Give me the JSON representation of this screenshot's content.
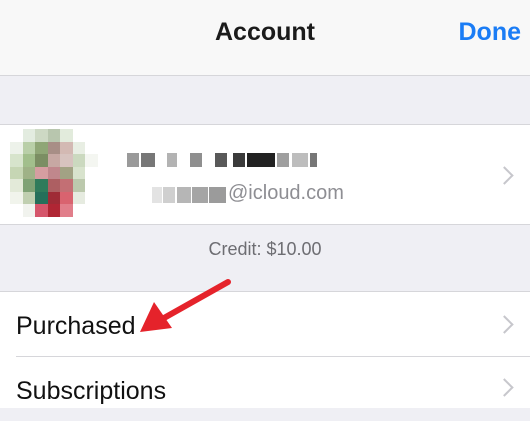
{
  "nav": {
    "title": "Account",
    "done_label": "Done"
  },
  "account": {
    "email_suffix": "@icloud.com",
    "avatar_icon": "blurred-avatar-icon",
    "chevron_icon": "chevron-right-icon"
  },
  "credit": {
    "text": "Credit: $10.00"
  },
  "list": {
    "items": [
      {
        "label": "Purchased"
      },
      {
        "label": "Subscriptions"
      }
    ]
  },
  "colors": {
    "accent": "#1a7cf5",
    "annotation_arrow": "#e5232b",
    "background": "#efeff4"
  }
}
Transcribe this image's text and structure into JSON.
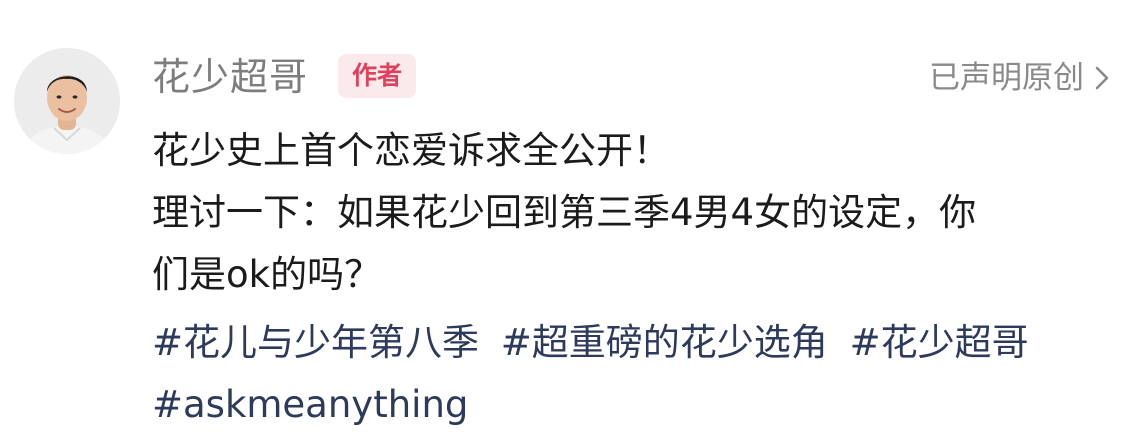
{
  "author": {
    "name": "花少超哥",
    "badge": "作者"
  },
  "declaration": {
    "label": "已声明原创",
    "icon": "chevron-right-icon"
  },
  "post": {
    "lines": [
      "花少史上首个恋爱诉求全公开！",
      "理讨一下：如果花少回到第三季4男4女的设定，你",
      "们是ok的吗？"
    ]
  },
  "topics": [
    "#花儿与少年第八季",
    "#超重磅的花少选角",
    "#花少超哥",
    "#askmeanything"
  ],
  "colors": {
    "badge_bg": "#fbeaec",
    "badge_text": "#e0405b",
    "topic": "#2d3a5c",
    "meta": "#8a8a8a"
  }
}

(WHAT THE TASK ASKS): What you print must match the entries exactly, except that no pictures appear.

(RESULT FOR THIS EXERCISE):
Give me the JSON representation of this screenshot's content.
{
  "nav": {
    "title": "Account",
    "done_label": "Done"
  },
  "account": {
    "email_suffix": "@icloud.com",
    "avatar_icon": "blurred-avatar-icon",
    "chevron_icon": "chevron-right-icon"
  },
  "credit": {
    "text": "Credit: $10.00"
  },
  "list": {
    "items": [
      {
        "label": "Purchased"
      },
      {
        "label": "Subscriptions"
      }
    ]
  },
  "colors": {
    "accent": "#1a7cf5",
    "annotation_arrow": "#e5232b",
    "background": "#efeff4"
  }
}
Transcribe this image's text and structure into JSON.
{
  "author": {
    "name": "花少超哥",
    "badge": "作者"
  },
  "declaration": {
    "label": "已声明原创",
    "icon": "chevron-right-icon"
  },
  "post": {
    "lines": [
      "花少史上首个恋爱诉求全公开！",
      "理讨一下：如果花少回到第三季4男4女的设定，你",
      "们是ok的吗？"
    ]
  },
  "topics": [
    "#花儿与少年第八季",
    "#超重磅的花少选角",
    "#花少超哥",
    "#askmeanything"
  ],
  "colors": {
    "badge_bg": "#fbeaec",
    "badge_text": "#e0405b",
    "topic": "#2d3a5c",
    "meta": "#8a8a8a"
  }
}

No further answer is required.